_Prompt_
Which lines in the records below contain the word "JSON"? Copy each of them.

_Recorded data_
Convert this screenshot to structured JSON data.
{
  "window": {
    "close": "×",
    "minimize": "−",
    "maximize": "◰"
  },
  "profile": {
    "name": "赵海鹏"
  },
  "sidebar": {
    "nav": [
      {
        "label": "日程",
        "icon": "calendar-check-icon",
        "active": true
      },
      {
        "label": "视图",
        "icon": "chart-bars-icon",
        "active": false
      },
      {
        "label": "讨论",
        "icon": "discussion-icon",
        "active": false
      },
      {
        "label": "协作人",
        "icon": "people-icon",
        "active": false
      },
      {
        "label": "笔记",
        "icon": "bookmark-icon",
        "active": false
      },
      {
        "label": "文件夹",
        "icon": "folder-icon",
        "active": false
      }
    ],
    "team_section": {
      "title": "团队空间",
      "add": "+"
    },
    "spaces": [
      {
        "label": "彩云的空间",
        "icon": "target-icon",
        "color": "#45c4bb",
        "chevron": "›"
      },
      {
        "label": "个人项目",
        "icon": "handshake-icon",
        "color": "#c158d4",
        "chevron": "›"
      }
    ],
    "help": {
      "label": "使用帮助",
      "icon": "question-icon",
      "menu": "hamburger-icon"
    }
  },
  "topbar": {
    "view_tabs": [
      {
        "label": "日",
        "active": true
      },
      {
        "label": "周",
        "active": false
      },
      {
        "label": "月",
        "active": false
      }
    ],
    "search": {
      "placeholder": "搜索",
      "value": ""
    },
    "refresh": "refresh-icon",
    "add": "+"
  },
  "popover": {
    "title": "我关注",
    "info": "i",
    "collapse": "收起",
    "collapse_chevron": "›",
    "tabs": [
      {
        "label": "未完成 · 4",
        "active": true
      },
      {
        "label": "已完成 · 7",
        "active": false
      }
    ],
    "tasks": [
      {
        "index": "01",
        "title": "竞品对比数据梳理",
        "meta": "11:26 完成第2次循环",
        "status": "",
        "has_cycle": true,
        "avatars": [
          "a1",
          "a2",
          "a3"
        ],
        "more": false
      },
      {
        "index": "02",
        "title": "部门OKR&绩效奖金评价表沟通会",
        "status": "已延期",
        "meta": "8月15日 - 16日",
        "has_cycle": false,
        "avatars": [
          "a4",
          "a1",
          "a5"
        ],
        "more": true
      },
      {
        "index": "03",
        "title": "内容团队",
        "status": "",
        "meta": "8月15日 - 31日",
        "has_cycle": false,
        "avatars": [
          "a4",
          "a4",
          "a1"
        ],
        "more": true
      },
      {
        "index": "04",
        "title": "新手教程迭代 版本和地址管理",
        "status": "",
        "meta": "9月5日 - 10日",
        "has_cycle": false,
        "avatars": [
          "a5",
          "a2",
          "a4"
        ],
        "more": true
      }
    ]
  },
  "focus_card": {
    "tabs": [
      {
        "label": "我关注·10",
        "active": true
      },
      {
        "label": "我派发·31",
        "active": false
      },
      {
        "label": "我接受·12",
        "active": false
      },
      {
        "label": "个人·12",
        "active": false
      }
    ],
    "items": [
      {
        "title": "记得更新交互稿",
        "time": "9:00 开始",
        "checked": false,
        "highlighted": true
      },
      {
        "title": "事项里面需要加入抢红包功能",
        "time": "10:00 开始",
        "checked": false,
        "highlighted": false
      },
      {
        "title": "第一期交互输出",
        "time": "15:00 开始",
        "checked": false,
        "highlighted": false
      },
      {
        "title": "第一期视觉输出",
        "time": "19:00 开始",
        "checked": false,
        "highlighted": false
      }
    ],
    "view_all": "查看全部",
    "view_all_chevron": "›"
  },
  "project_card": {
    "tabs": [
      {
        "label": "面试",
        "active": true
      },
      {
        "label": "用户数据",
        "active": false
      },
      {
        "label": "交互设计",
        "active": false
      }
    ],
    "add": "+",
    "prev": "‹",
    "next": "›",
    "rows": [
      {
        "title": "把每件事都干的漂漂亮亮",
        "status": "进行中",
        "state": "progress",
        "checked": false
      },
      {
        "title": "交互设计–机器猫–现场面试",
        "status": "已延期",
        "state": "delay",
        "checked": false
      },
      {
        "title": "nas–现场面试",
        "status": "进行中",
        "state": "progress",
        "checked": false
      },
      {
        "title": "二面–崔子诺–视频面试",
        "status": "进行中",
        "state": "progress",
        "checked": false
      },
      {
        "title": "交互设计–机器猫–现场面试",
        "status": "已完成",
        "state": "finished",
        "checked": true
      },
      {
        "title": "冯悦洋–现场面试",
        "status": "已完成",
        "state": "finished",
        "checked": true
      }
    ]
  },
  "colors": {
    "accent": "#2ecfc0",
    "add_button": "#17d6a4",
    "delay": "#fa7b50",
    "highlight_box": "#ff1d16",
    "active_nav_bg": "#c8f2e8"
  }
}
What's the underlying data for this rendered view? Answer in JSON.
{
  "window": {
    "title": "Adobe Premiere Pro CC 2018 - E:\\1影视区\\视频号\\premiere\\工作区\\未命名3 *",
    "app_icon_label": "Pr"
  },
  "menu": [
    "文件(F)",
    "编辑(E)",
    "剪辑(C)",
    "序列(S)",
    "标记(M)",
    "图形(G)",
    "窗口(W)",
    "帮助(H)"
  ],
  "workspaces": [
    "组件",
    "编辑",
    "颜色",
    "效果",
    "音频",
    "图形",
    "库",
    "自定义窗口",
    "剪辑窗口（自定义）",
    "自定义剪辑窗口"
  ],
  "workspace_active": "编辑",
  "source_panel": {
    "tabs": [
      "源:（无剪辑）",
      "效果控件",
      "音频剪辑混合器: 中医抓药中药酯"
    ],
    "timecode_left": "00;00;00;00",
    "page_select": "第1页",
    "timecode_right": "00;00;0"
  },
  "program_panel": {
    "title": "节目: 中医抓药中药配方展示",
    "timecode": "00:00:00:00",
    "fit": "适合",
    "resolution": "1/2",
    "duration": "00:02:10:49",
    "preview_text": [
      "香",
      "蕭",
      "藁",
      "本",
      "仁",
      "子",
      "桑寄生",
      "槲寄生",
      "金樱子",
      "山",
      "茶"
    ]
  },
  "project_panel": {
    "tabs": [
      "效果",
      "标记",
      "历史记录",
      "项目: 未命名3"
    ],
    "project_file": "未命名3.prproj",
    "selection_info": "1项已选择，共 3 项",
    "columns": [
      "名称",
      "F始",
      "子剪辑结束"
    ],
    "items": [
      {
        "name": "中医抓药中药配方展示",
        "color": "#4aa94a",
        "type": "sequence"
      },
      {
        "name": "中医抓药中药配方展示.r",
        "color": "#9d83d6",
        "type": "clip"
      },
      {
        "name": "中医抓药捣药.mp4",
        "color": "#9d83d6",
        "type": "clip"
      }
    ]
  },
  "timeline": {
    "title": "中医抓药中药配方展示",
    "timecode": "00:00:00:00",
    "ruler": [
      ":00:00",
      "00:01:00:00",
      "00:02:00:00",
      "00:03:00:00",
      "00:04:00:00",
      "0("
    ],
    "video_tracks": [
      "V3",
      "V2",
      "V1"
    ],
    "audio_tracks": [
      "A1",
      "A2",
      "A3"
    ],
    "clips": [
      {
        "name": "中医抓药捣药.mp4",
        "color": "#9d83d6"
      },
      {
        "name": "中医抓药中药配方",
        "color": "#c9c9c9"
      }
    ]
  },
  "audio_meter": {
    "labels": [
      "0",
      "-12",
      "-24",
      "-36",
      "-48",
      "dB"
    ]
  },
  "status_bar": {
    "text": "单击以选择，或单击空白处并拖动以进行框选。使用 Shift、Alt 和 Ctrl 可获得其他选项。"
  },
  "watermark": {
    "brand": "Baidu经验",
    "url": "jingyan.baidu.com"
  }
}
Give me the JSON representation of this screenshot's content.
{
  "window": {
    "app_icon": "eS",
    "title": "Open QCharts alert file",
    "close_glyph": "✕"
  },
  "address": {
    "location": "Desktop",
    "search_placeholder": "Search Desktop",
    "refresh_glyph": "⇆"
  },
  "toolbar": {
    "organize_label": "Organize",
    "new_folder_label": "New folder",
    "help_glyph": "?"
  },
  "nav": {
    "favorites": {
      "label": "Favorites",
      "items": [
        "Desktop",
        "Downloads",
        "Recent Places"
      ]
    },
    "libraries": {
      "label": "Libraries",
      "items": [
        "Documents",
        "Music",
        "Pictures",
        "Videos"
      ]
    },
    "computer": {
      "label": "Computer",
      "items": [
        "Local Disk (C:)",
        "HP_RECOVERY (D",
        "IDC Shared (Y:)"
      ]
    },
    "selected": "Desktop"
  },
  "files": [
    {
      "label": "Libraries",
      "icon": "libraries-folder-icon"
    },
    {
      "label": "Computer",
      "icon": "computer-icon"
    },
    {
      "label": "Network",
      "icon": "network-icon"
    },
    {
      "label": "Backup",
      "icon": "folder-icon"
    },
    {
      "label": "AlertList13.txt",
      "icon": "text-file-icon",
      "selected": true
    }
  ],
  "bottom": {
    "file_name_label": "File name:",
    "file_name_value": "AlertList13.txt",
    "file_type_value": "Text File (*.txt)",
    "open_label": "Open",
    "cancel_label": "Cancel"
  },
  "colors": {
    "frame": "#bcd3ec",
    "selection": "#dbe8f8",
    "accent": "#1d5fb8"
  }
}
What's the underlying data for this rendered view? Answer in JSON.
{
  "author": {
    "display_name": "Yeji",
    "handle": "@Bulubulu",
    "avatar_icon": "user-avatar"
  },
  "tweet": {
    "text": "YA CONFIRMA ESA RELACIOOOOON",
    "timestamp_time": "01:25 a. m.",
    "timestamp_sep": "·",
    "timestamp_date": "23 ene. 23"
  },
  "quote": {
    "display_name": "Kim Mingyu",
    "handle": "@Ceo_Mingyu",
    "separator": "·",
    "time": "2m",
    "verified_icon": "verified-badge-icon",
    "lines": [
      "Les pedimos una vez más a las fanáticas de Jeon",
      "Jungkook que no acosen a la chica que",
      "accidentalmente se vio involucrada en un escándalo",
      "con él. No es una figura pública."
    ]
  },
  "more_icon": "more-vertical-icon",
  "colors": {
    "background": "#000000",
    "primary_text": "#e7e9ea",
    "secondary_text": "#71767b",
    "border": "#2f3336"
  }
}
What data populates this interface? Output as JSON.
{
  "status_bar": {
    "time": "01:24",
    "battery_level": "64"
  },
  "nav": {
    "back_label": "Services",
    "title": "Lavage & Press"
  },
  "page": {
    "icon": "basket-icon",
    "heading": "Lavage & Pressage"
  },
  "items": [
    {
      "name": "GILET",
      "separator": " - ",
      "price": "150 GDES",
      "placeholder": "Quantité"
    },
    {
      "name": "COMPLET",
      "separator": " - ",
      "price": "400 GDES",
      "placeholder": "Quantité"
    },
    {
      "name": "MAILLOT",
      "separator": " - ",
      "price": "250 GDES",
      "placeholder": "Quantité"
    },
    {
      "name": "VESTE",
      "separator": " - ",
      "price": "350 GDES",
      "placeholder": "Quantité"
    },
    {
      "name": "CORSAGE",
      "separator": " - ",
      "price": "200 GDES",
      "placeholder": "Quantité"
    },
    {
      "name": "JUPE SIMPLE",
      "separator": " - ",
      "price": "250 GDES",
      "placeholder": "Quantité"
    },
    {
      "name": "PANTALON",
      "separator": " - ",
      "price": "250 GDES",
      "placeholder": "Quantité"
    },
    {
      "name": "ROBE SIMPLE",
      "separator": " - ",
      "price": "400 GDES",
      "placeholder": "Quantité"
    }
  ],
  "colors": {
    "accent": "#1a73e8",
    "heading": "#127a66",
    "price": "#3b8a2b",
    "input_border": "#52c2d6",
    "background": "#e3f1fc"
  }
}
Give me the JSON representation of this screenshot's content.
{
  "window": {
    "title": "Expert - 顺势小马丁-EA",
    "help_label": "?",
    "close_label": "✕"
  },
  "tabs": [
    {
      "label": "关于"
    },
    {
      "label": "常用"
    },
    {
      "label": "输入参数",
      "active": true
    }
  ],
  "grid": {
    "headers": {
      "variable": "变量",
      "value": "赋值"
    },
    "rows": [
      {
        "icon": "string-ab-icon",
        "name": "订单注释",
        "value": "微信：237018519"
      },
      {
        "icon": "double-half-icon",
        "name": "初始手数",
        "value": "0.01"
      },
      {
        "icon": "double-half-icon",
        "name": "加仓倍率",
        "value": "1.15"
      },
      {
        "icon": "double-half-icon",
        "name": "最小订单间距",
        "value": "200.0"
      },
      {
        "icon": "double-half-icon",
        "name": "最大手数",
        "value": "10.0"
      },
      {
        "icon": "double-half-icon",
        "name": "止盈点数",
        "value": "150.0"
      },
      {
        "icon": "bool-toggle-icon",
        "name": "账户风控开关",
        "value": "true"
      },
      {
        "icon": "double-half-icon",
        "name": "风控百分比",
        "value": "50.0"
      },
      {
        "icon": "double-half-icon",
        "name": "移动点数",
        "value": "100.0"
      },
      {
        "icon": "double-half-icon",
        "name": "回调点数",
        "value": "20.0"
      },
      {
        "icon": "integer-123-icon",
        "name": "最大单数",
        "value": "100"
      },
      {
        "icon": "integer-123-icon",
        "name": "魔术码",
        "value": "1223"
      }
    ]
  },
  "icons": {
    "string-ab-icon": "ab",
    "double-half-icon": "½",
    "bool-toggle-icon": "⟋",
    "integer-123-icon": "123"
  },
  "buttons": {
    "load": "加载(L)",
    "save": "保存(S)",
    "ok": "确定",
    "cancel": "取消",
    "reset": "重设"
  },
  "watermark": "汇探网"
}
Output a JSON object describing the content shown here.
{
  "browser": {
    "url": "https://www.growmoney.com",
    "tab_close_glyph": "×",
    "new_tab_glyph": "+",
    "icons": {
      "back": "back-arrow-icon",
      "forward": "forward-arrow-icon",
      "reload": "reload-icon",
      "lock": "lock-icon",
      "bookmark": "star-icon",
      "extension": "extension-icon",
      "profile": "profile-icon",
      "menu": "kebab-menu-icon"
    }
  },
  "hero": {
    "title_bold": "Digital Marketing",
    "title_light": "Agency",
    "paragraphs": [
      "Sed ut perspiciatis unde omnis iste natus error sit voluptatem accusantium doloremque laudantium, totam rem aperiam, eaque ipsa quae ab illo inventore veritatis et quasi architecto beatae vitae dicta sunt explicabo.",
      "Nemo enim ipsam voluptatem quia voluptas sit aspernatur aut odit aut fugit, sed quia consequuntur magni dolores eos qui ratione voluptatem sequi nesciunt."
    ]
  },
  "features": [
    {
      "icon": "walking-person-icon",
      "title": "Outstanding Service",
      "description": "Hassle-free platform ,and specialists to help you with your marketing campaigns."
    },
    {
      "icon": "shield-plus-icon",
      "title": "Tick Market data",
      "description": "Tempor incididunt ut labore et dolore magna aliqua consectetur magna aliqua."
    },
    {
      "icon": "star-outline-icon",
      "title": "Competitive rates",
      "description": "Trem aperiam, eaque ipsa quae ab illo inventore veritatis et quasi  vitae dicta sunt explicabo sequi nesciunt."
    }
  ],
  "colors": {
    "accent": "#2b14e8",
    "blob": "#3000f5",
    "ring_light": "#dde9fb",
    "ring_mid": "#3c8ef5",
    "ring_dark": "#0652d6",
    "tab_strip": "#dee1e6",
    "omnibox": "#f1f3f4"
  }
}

_Exercise response_
Convert this screenshot to structured JSON data.
What's the underlying data for this rendered view? Answer in JSON.
Give me the JSON representation of this screenshot's content.
What's the underlying data for this rendered view? Answer in JSON.
What data populates this interface? Output as JSON.
Give me the JSON representation of this screenshot's content.
Output a JSON object describing the content shown here.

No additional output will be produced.